======== Source information ========
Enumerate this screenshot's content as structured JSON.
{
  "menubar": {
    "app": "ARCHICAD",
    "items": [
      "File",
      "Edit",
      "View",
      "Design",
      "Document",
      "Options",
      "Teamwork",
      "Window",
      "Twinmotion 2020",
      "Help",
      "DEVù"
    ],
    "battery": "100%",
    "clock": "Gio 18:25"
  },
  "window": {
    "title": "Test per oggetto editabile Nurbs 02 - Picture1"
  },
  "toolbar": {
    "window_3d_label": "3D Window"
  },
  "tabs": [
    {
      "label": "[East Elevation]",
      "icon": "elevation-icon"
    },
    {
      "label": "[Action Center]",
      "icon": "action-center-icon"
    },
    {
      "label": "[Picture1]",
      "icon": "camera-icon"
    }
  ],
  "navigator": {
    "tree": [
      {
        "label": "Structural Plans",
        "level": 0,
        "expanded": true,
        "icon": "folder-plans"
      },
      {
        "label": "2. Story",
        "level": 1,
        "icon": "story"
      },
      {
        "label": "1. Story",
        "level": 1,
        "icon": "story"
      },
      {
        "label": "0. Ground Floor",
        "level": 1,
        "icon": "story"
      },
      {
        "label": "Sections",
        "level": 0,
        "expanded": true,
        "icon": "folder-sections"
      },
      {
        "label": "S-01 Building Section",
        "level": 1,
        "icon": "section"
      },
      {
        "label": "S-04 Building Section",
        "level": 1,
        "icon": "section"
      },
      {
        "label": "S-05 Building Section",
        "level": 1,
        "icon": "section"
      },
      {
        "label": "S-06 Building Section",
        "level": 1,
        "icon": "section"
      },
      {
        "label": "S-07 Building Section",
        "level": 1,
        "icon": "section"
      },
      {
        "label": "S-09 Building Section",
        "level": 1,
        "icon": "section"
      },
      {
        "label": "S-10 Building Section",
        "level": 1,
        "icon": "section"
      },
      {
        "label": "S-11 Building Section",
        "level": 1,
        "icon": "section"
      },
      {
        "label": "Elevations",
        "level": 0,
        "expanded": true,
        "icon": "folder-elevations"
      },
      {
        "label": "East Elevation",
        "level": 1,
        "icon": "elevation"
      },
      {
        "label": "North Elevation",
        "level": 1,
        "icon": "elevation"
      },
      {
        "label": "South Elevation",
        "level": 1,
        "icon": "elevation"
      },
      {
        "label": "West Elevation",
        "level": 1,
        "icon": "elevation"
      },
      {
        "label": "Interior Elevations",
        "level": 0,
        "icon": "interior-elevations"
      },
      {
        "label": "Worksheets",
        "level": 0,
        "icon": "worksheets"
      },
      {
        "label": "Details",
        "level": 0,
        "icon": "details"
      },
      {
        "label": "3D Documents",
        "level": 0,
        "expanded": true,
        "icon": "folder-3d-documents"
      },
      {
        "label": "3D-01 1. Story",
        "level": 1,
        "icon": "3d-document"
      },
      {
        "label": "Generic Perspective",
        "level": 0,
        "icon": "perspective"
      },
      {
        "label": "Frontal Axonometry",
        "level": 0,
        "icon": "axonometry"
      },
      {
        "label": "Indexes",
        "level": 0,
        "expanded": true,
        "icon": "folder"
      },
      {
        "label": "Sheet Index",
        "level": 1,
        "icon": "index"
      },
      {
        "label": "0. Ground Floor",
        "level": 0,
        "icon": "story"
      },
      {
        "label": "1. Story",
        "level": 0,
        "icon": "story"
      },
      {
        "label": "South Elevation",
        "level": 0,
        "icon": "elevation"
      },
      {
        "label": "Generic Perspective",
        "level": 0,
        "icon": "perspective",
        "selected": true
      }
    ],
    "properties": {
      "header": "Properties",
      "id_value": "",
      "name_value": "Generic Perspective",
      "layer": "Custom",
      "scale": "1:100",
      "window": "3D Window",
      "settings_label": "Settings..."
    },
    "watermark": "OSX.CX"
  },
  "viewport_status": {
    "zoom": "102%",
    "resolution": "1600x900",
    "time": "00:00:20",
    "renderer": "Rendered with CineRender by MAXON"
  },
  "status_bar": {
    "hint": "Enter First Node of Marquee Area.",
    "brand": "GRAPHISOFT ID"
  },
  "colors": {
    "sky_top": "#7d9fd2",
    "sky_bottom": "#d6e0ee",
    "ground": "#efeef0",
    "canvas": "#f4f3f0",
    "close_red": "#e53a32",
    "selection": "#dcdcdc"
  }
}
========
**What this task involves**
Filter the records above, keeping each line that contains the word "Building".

**Expected answer**
        "label": "S-01 Building Section",
        "label": "S-04 Building Section",
        "label": "S-05 Building Section",
        "label": "S-06 Building Section",
        "label": "S-07 Building Section",
        "label": "S-09 Building Section",
        "label": "S-10 Building Section",
        "label": "S-11 Building Section",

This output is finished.